The math gets you in trouble. I recalculated your example. Number of stalls = 1100 cust. / (18*60/25) cust.per stall per day. You get 25.5 stalls. This result is not that pessimistic after all.

Ontario Electricity is probably the most expensive anywhere they are selling it to The USA for pennies per KW because we produce too much & Meanwhile selling the same electricity to Ontarions @ 85 Cents Plus per KW. THEY are PUTTING UP MORE & MORE WINDMILLS Daily…We’ve had Clean * Hydro electricity from Niagara falls Forever & The Government is Screwing us to the wall on a Daily Basis with HIGH Rates … ..Electricity Rates just went up AGAIN!!!

“We had clean hydro electric from Niagara Falls”?

We still do! We also have old Nuclear plants one that is the 7th oldest in the world.

Extremely high salaries at these plants. Yes they need to close Pickering and layoff the 3,000 employees…

We have long outgrown our cheap hydro and we no longer export to the US for nothing and this summer imported more than exported.

Once Pickering shuts that will help big time!

Yeah, living in Buffalo I can remember when your rates were 1/2 of what we paid for electricity. Now, people in ontario pay more than we do, even compensating for the exchange rate. One young Tesla Owner at the service center I happened to strike up a conversation with (in Mississauga) complained about all the “Silly Solar panels at 80 cents/ kwh” that he was financing with his electric bill, but doesn’t have Solar. He’d be happy to know that I get 2 1/2 cents / kwh on any overage I make, not 80. Which the power company immediately sells to my next door neighbor for 11.7 cents/ kwh. But on the plus side, I do get a daily net metering facility at absolutely zero additional cost – so that is definitely worth something. Ontario has gone completely ‘Coal Free’. Of course, rate payers probably should have been told there will be a monthly cost to that decision. But since the big Nanticoke installation 80 km west of Buffalo, NY had poor smog controls, we are now breathing easier. If they had installed decent scrubbers on those plants, like they had done with the recently shutdown coal plant in my… Read more »

People of Ontario probably have the government hey deserve, that generally how things work in a democracy.

Want changes ? Vote the sob’s out. GET INVOLVED !!

And $ 0.85 cents per KW, I doubt it, probable more like 8.5 cents.

early adopters got 80 cents/kwh, i believe it is now down to around 35 cents/kwh.

All those beautiful hydroelectric powered Teslas. Sleek and 100% emissions free.
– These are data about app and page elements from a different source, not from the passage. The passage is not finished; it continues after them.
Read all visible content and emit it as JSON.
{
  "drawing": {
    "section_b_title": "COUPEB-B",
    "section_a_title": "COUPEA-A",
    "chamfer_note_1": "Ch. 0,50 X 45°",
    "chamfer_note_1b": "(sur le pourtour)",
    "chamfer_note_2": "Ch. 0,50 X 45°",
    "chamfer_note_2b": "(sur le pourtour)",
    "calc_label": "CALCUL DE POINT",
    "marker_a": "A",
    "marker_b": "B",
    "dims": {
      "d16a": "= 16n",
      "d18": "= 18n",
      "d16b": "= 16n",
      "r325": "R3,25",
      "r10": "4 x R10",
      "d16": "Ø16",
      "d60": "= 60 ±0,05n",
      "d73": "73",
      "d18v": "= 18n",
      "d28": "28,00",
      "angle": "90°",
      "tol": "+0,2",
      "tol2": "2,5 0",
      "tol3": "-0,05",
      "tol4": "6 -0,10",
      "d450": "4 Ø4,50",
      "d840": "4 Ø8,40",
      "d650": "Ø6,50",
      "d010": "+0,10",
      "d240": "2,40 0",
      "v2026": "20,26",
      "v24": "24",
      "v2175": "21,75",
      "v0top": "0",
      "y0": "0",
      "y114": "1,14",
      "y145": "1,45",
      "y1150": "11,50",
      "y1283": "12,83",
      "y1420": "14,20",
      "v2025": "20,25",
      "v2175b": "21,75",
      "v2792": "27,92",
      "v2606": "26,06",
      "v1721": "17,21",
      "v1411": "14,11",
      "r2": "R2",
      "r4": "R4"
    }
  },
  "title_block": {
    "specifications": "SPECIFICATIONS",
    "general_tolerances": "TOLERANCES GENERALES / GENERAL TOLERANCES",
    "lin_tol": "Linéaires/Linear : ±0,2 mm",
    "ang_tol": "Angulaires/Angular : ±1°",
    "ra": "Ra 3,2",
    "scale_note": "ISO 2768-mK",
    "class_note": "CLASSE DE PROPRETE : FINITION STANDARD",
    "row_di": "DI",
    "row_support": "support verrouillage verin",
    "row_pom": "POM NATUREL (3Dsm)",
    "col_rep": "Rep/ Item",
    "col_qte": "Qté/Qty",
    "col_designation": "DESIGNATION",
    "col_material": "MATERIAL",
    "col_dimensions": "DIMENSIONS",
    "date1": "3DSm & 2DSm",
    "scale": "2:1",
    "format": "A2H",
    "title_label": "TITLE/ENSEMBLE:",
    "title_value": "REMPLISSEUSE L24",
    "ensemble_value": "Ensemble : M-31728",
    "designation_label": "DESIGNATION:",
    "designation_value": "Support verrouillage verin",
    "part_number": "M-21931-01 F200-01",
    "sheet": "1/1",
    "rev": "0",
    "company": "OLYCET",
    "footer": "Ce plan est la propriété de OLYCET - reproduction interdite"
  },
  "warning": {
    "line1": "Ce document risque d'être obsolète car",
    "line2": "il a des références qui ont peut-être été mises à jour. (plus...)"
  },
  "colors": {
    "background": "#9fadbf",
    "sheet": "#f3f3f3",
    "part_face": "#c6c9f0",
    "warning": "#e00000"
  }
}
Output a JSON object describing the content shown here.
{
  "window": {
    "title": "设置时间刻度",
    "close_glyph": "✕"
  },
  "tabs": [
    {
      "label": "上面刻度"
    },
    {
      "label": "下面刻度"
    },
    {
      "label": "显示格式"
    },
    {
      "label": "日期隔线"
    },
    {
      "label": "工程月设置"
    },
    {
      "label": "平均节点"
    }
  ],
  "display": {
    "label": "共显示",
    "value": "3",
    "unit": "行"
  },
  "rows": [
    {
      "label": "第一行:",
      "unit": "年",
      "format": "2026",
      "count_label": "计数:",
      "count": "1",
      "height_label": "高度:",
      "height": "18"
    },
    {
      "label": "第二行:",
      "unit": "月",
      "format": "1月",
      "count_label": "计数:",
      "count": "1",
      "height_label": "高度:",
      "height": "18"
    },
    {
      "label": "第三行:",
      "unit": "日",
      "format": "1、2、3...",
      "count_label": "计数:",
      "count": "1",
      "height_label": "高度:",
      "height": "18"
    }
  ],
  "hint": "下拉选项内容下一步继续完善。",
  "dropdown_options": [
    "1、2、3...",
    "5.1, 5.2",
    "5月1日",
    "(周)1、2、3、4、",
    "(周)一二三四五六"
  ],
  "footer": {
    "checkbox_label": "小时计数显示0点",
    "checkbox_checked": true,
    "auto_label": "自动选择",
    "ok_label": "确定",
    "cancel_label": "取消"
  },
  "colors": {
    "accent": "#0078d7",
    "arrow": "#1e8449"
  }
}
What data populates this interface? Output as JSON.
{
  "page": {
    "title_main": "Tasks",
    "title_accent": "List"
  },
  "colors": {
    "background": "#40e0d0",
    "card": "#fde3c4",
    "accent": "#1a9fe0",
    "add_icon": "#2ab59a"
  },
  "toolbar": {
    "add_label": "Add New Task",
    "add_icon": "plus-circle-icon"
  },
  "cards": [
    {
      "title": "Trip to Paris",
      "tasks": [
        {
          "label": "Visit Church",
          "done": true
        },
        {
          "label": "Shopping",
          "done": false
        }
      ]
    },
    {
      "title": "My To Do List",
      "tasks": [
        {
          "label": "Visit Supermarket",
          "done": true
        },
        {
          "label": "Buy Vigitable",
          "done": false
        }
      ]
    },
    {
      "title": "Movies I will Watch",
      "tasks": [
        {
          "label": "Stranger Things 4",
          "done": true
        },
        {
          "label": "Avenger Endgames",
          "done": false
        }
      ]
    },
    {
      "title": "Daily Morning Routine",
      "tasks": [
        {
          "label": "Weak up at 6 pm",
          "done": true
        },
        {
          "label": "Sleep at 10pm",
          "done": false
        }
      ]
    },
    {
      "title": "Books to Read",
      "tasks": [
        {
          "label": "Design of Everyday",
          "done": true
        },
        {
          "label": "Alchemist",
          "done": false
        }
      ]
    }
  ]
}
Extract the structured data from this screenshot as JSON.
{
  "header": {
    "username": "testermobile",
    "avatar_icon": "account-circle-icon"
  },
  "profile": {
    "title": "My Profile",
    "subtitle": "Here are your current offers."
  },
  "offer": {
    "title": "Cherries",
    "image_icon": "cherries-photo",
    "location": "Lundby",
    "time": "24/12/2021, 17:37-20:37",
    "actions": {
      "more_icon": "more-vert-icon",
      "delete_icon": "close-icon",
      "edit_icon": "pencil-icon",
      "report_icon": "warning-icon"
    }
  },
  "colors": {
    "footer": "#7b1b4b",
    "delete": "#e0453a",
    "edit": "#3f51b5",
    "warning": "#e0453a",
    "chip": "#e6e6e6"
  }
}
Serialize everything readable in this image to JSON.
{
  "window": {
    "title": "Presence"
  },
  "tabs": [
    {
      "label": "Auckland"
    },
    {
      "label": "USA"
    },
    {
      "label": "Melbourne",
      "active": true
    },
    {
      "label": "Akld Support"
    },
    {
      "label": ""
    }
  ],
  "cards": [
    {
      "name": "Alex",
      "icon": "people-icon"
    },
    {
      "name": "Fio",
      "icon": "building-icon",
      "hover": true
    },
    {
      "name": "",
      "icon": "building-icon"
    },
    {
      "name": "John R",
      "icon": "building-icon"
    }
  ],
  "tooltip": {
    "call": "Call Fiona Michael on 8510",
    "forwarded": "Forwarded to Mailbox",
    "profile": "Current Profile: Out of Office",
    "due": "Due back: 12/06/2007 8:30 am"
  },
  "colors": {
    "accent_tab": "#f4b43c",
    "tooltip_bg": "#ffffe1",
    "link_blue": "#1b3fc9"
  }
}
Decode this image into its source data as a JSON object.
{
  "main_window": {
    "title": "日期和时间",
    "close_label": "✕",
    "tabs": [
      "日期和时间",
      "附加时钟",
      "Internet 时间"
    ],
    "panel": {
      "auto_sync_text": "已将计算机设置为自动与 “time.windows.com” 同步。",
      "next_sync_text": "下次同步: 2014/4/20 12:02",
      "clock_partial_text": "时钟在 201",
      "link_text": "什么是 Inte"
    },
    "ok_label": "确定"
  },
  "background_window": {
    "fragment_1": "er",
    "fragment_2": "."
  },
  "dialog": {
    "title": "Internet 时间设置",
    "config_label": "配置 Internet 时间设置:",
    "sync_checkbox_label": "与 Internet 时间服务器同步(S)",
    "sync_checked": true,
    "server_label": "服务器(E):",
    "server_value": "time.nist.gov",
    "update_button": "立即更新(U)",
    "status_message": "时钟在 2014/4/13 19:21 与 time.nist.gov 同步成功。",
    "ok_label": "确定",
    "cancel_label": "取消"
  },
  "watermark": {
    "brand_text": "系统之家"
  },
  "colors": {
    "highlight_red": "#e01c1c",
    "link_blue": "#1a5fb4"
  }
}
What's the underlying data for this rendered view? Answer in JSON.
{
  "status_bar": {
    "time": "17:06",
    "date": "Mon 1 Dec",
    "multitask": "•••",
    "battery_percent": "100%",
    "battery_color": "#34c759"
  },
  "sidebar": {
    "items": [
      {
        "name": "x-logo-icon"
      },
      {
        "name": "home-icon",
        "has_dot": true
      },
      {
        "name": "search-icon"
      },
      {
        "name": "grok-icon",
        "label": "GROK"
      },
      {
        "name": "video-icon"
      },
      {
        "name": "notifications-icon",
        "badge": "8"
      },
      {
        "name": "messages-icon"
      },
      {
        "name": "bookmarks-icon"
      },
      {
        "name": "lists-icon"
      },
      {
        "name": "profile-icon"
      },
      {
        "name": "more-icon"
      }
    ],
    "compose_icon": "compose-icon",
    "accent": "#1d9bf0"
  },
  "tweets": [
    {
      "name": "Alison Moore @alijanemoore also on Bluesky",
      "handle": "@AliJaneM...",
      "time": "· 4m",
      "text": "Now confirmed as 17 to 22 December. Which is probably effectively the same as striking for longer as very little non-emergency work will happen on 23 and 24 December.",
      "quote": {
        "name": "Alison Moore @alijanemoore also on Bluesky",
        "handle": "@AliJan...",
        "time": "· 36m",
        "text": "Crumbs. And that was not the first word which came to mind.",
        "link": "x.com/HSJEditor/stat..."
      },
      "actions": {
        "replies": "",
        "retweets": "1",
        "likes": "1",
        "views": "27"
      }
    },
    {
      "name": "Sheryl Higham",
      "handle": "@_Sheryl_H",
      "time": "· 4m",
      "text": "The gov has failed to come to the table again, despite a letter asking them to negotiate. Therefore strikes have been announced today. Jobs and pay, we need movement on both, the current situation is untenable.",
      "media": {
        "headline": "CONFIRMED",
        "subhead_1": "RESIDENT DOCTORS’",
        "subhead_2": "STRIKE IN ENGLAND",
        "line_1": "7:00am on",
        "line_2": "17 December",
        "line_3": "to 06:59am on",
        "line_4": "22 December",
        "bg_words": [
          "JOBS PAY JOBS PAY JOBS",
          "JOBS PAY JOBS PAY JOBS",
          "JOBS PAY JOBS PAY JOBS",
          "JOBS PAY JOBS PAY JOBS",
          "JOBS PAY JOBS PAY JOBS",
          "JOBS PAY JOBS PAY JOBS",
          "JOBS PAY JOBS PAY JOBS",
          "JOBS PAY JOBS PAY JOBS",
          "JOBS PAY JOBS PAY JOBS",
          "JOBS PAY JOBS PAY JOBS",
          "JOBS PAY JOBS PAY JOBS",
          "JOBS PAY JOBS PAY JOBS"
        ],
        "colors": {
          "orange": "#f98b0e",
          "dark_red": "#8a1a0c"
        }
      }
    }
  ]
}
“The future is here, it is just not well distributed.”

It is a beautiful thing. But not 100% emissions free once you include embedded energy in the cars and all that had to happen to make them (like digging metals out of the ground and so on).

But I believe the embedded energy is only on the order of a single year or so of driving (with average mileage). So after that it is very near 100% with basically just tire wear and brake pads and so on having any carbon footprint.

It depend because if ore extraction is made with renewable electricity, if transport is made with ev, if production is made with electricity and if final delivery is made with an ev truck then embedded emissions also effectively becomes zero.

Heia Norge

Takk ?

Very cool!?

The biggest Supercharger except Fremont, but isn’t it also the world’s biggest fast charging site? All in all it has 24 fast DC points (20 Tesla, 4 CHAdeMO/CCS) and 4 semi-fast 22 kW AC points.

The only car to make good use of the AC points is the ZOE. Tesla *can* charge at 11 kW there, and 22 kW if equipped with double chargers – but why would they when there are 20 Superchargers next to it? For everyone else the AC points are only good for topping up when you need more than 80%. Fortum charges by the minute and the AC points are about 60% cheaper than the DC ones.

20 stalls would be 10 supercharger bays, and even if these are the new 135 kw chargers, that would be 1350 kw. I don’t see where the 2000 kw statement comes from.

A 2 MW output for 20 cars. That is recharging 20 cars in 60 minutes at 100 KW or making 20 successive 3 minutes 2 MW chargings. The MW charging would be much faster but also take in much less space. So still more power will keep its interest for a while at least up to 500 KW or 1 MW, perhaps further since there is no reason we shouldn’t overshoot our gas filling time habit and go for 30 seconds if technology permits.